H. R. 1451
IN THE HOUSE OF REPRESENTATIVES
March 17, 2005
Mr. Waxman (for himself, Mr. Boehlert, Mr. Allen, Mr. Gilchrest, Mr. Grijalva, Mrs. Johnson of Connecticut, Ms. Schakowsky, Mrs. Kelly, Mrs. Capps, Mr. McHugh, Mr. Doggett, Mr. Saxton, Mr. Markey, Mr. Shays, Ms. Solis, Mr. Smith of New Jersey, Mr. Engel, and Mr. Walsh) introduced the following bill; which was referred to the Committee on Energy and Commerce
To amend the Clean Air Act to reduce emissions from electric powerplants, and for other purposes.
This Act may be cited as the
Clean Smokestacks Act of 2005.
Reduction of emissions from powerplants
Part A of title I of the Clean Air Act (42 U.S.C. 7401 et seq.) is amended by adding at the end the following:
Reduction of emissions from powerplants
Emission reduction objectives
The emission reduction objectives of this section are to reduce, not later than January 1, 2010:
aggregate sulfur dioxide emissions from powerplants by 75 percent from the levels allowed under full implementation of the Phase II sulfur dioxide requirements under title IV (relating to acid deposition control);
aggregate nitrogen oxide emissions from powerplants by 75 percent from 1997 levels;
aggregate carbon dioxide emissions from powerplants to the level of carbon dioxide emissions from powerplants in 1990; and
aggregate mercury emissions from powerplants by 90 percent from the 1999 levels.
Not later than 2 years after the date of enactment of this section, the Administrator shall promulgate regulations to achieve the emission reduction objectives specified in subsection (a).
The regulations promulgated under subparagraph (A)—
shall achieve the objectives in a manner that the Administrator determines will allocate required emission reductions equitably, taking into account emission reductions achieved before the date of enactment of this section and other relevant factors;
may include, except in the case of mercury, market-oriented mechanisms (such as emissions trading based on generation performance standards, auctions, or other allocation methods);
shall prevent localized adverse effects on public health and the environment and ensure that significant emission reductions are achieved in both the Eastern and Western regions of the United States;
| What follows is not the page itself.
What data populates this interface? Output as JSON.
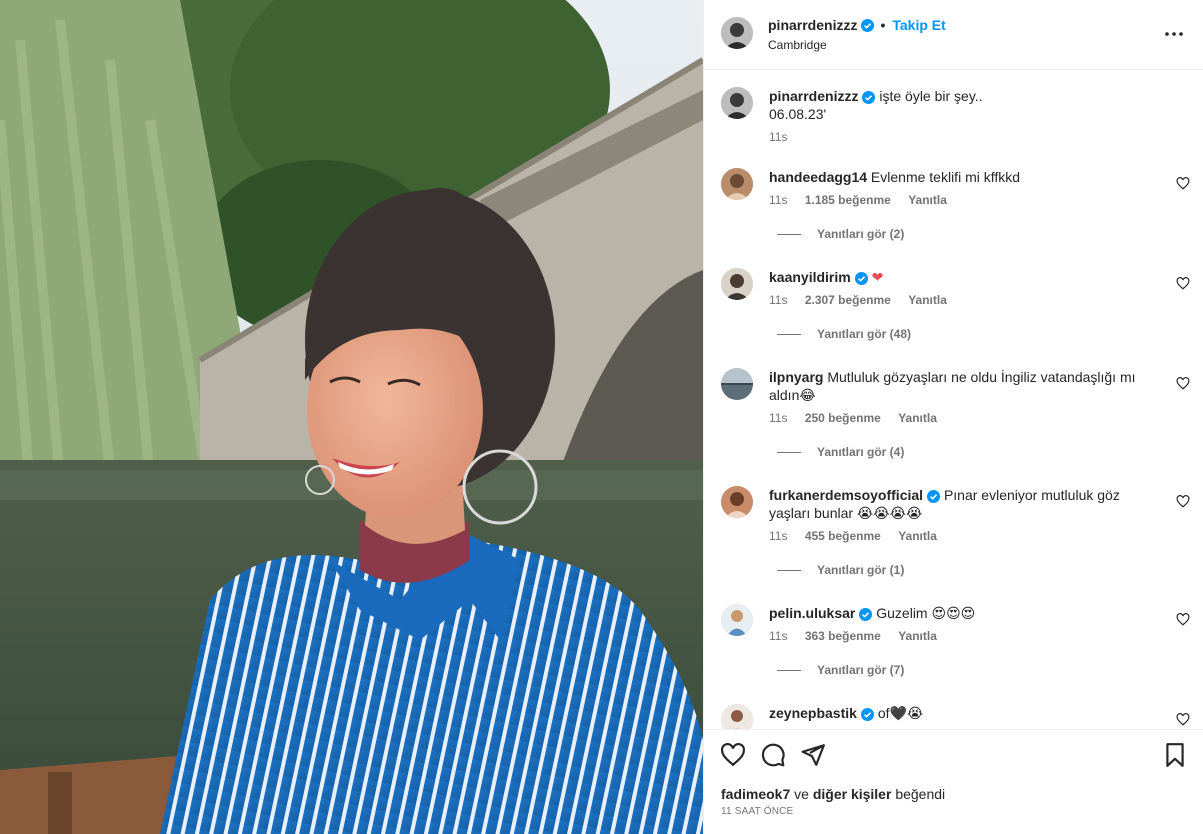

shall ensure that any captured or recovered mercury is not rereleased into the environment; and
shall include, consistent with achieving the objectives set forth in subsection (a), incentives for renewable energy.
Interagency coordination to minimize costs and maximize gains
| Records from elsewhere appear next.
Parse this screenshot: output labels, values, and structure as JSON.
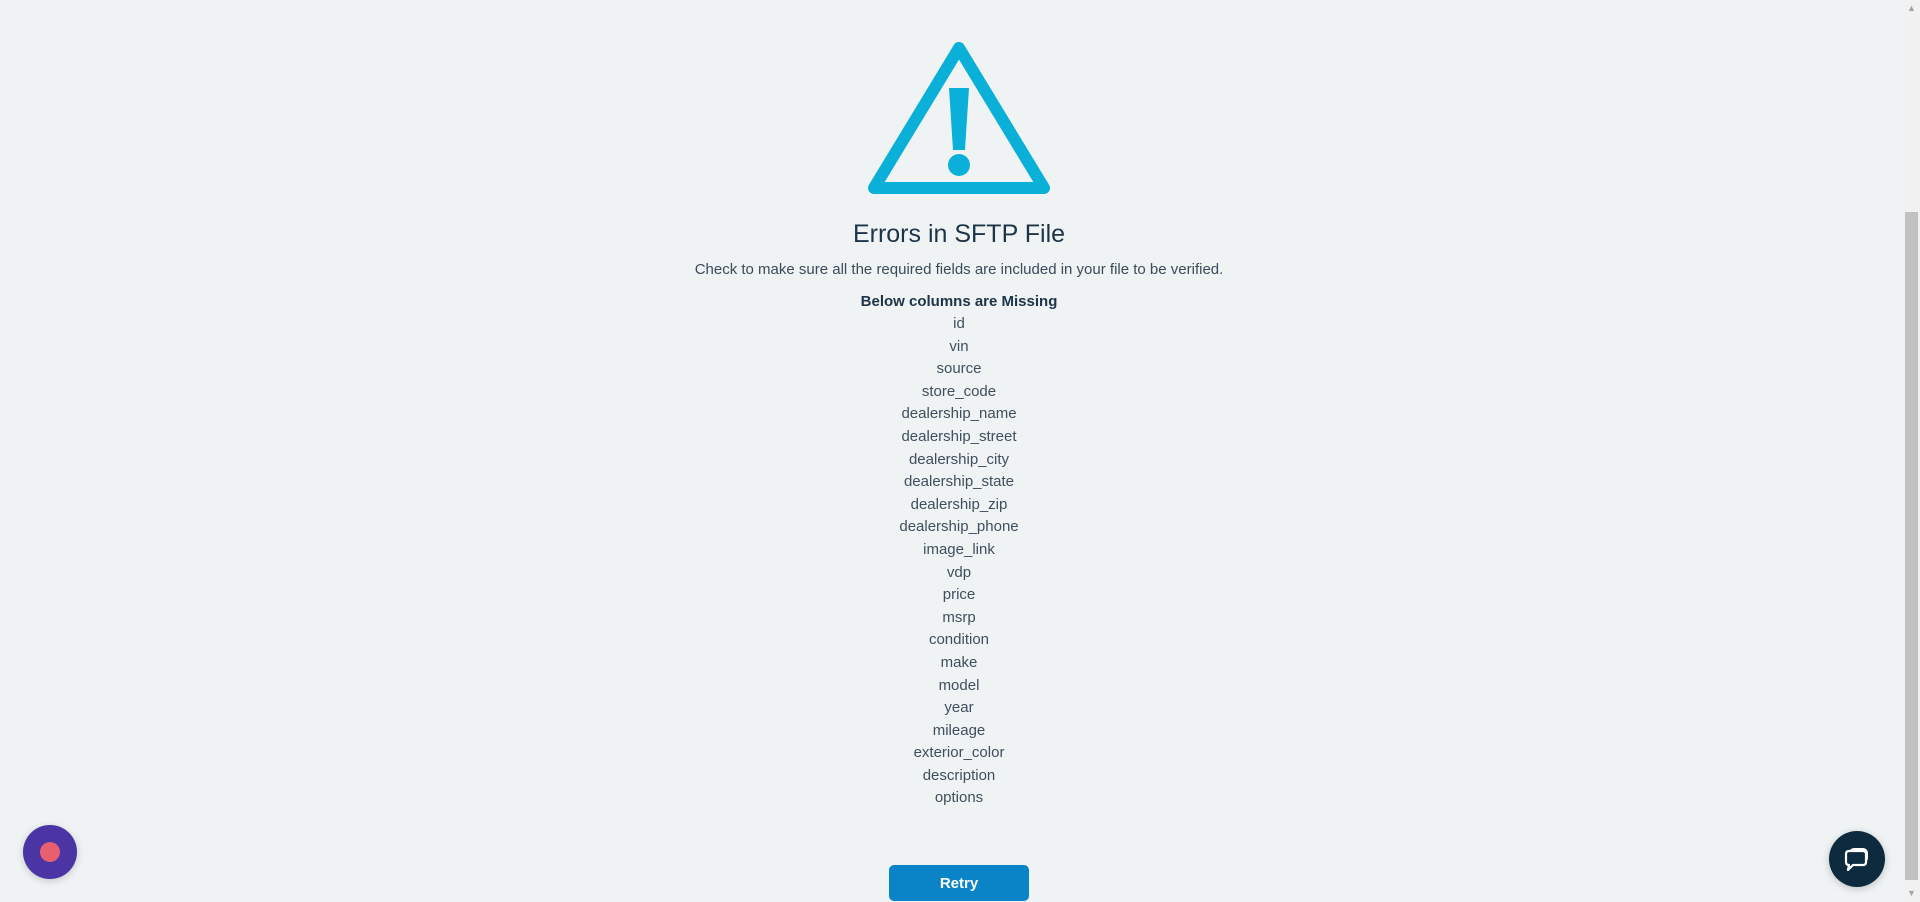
{
  "error": {
    "title": "Errors in SFTP File",
    "subtitle": "Check to make sure all the required fields are included in your file to be verified.",
    "missing_heading": "Below columns are Missing",
    "missing_columns": [
      "id",
      "vin",
      "source",
      "store_code",
      "dealership_name",
      "dealership_street",
      "dealership_city",
      "dealership_state",
      "dealership_zip",
      "dealership_phone",
      "image_link",
      "vdp",
      "price",
      "msrp",
      "condition",
      "make",
      "model",
      "year",
      "mileage",
      "exterior_color",
      "description",
      "options"
    ]
  },
  "actions": {
    "retry_label": "Retry"
  },
  "icons": {
    "warning": "warning-triangle-icon",
    "chat": "chat-bubble-icon",
    "bot": "bot-launcher-icon"
  },
  "colors": {
    "accent": "#0ab0d8",
    "button": "#0a84c6",
    "background": "#eff3f4",
    "title_text": "#1d3448",
    "bot_launcher": "#4b35a5",
    "chat_launcher": "#0d2a3e"
  }
}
To minimize the economic costs and maximize the economic gains of achieving the emission reduction objectives specified in subsection (a), the Administrator shall coordinate with other departments and agencies of Federal and State government to increase energy efficiency, to increase the use of renewable energy, and to implement cost saving advanced demand and supply side policies, such as those described in the report prepared by the Interlaboratory Working Group of the Department of Energy entitled
Scenarios for a Clean Energy Future, dated November 2000.
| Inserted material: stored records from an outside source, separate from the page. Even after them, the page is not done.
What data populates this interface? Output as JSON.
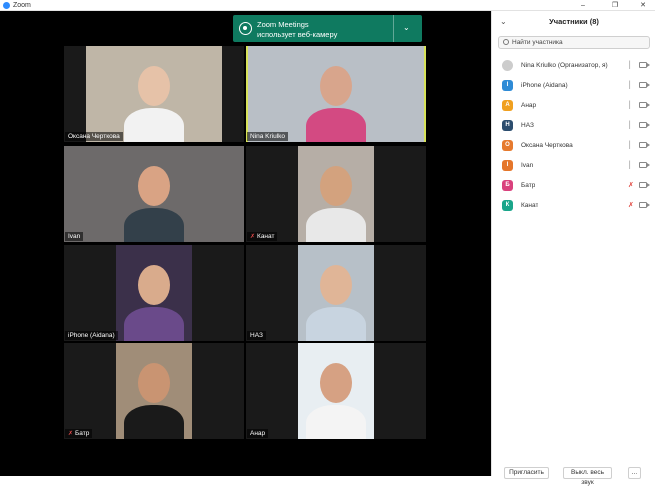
{
  "window": {
    "title": "Zoom",
    "controls": [
      "–",
      "❐",
      "✕"
    ]
  },
  "notification": {
    "line1": "Zoom Meetings",
    "line2": "использует веб-камеру",
    "chevron": "⌄"
  },
  "tiles": [
    {
      "name": "Оксана Черткова",
      "muted": false,
      "active": false,
      "bg": "#bfb6a7",
      "skin": "#e6c2a8",
      "shirt": "#f2f2f2"
    },
    {
      "name": "Nina Kriulko",
      "muted": false,
      "active": true,
      "bg": "#b9bfc6",
      "skin": "#d8a58c",
      "shirt": "#d34a82"
    },
    {
      "name": "Ivan",
      "muted": false,
      "active": false,
      "bg": "#6d6a6a",
      "skin": "#d9a384",
      "shirt": "#33404a"
    },
    {
      "name": "Канат",
      "muted": true,
      "active": false,
      "bg": "#b6aea6",
      "skin": "#d3a27e",
      "shirt": "#e8e8e8"
    },
    {
      "name": "iPhone (Aidana)",
      "muted": false,
      "active": false,
      "bg": "#3b304a",
      "skin": "#d9ab8c",
      "shirt": "#6a4a8a"
    },
    {
      "name": "НАЗ",
      "muted": false,
      "active": false,
      "bg": "#b7c0c8",
      "skin": "#e0b597",
      "shirt": "#c8d4e0"
    },
    {
      "name": "Батр",
      "muted": true,
      "active": false,
      "bg": "#a08d78",
      "skin": "#c99472",
      "shirt": "#1a1a1a"
    },
    {
      "name": "Анар",
      "muted": false,
      "active": false,
      "bg": "#e8eef2",
      "skin": "#d6a183",
      "shirt": "#f4f4f4"
    }
  ],
  "panel": {
    "title": "Участники (8)",
    "search_placeholder": "Найти участника",
    "participants": [
      {
        "name": "Nina Kriulko (Организатор, я)",
        "initial": "",
        "color": "#cccccc",
        "muted": false
      },
      {
        "name": "iPhone (Aidana)",
        "initial": "I",
        "color": "#2e8bd6",
        "muted": false
      },
      {
        "name": "Анар",
        "initial": "А",
        "color": "#f0a020",
        "muted": false
      },
      {
        "name": "НАЗ",
        "initial": "Н",
        "color": "#2c4d6e",
        "muted": false
      },
      {
        "name": "Оксана Черткова",
        "initial": "О",
        "color": "#e67a2e",
        "muted": false
      },
      {
        "name": "Ivan",
        "initial": "I",
        "color": "#e5762a",
        "muted": false
      },
      {
        "name": "Батр",
        "initial": "Б",
        "color": "#d9417d",
        "muted": true
      },
      {
        "name": "Канат",
        "initial": "К",
        "color": "#1aa58a",
        "muted": true
      }
    ],
    "invite_label": "Пригласить",
    "mute_all_label": "Выкл. весь звук",
    "more_label": "..."
  }
}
The regulations promulgated under subsection (b) may require additional reductions in emissions from powerplants if the Administrator determines that the emission levels necessary to achieve the emission reduction objectives specified in subsection (a) are not reasonably anticipated to protect public health or welfare.
Modernization of outdated powerplants
On the later of the date that is 30 years after a powerplant commenced operation or the date that is 5 years after the date of enactment of this section, it shall comply with—
the most recent new source performance standards promulgated under section 111; and
the requirements under parts C and D that are applicable to modified sources.
The requirements of this subsection shall be in addition to the requirements of the regulations promulgated under subsection (b).
The requirements of this section shall be in addition to, and not in lieu of, any other requirement of this Act.
In this section, the term powerplant means an electric generation facility with a nameplate capacity of 15 megawatts or more that uses a combustion device to generate electricity for sale.